What to work on: Each line of the data below containing "emails" needs to be listed.

Dataset rows for apps and sites:
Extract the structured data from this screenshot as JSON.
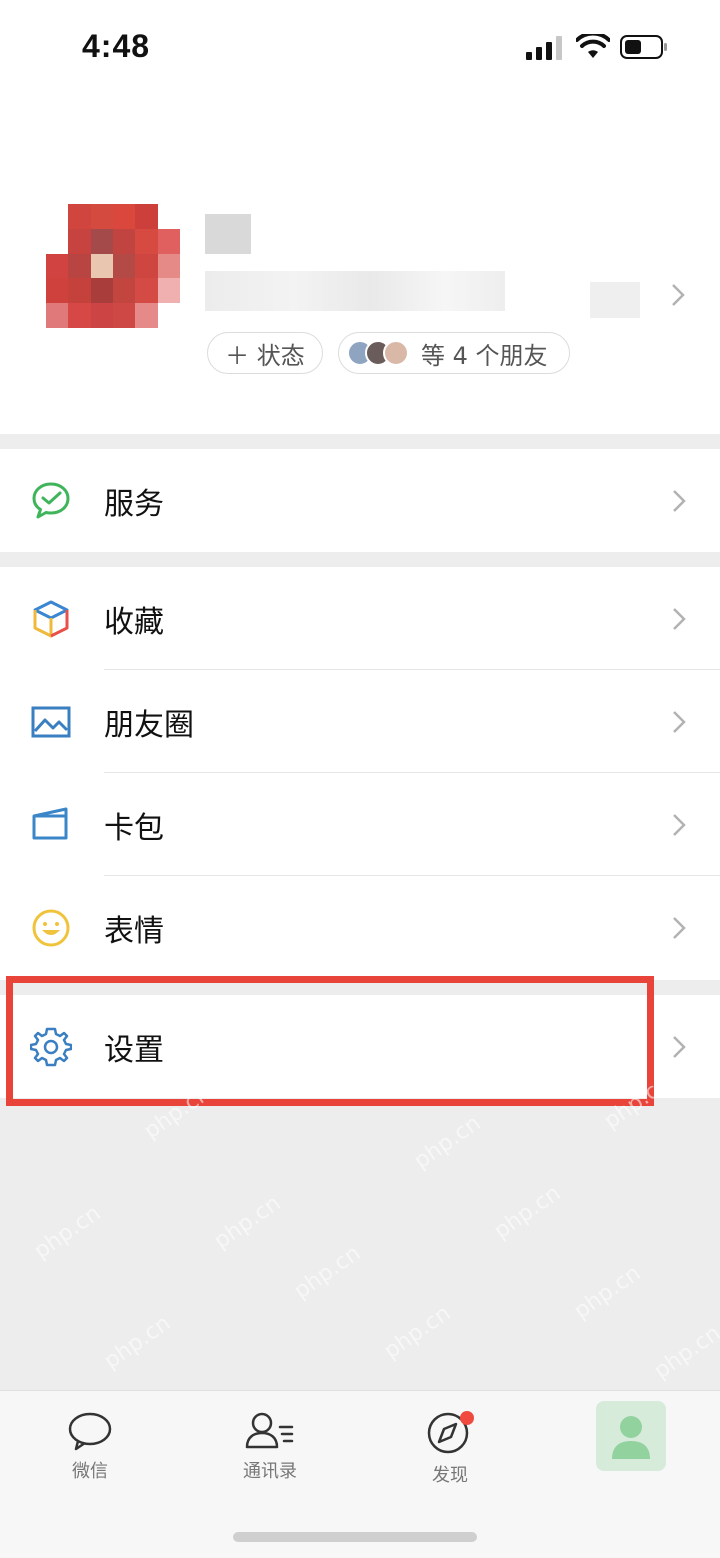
{
  "status_bar": {
    "time": "4:48"
  },
  "profile": {
    "status_button": "＋ 状态",
    "friends_text": "等 4 个朋友"
  },
  "menu": {
    "services": "服务",
    "favorites": "收藏",
    "moments": "朋友圈",
    "cards": "卡包",
    "stickers": "表情",
    "settings": "设置"
  },
  "tabbar": {
    "chats": "微信",
    "contacts": "通讯录",
    "discover": "发现"
  },
  "watermark_text": "php.cn",
  "colors": {
    "highlight": "#e8443a",
    "services_icon": "#3fb45a",
    "settings_icon": "#3a7fc1",
    "stickers_icon": "#f0c33c",
    "badge": "#f04a3f"
  }
}
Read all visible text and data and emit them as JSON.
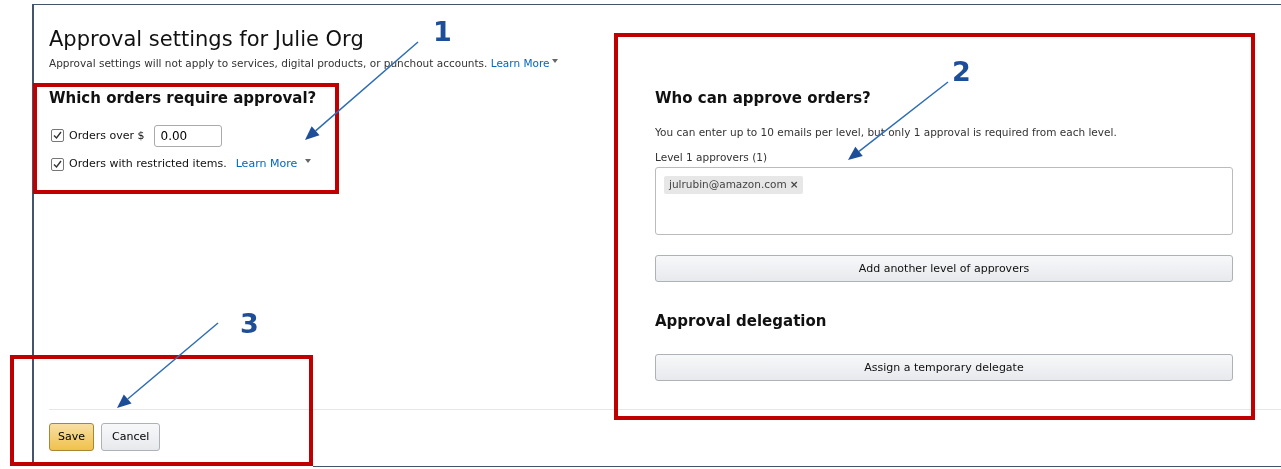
{
  "page": {
    "title": "Approval settings for Julie Org",
    "notice": "Approval settings will not apply to services, digital products, or punchout accounts.",
    "notice_link": "Learn More"
  },
  "orders_section": {
    "heading": "Which orders require approval?",
    "options": [
      {
        "label": "Orders over $",
        "checked": true,
        "value": "0.00"
      },
      {
        "label": "Orders with restricted items.",
        "checked": true,
        "link": "Learn More"
      }
    ]
  },
  "approvers_section": {
    "heading": "Who can approve orders?",
    "description": "You can enter up to 10 emails per level, but only 1 approval is required from each level.",
    "levels": [
      {
        "label": "Level 1 approvers (1)",
        "emails": [
          {
            "text": "julrubin@amazon.com",
            "remove": "×"
          }
        ]
      }
    ],
    "add_button": "Add another level of approvers"
  },
  "delegation_section": {
    "heading": "Approval delegation",
    "button": "Assign a temporary delegate"
  },
  "footer": {
    "buttons": [
      {
        "label": "Save",
        "kind": "primary"
      },
      {
        "label": "Cancel",
        "kind": "secondary"
      }
    ]
  },
  "annotations": [
    {
      "label": "1"
    },
    {
      "label": "2"
    },
    {
      "label": "3"
    }
  ]
}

Reply:
    "description": "You can enter up to 10 emails per level, but only 1 approval is required from each level.",
        "emails": [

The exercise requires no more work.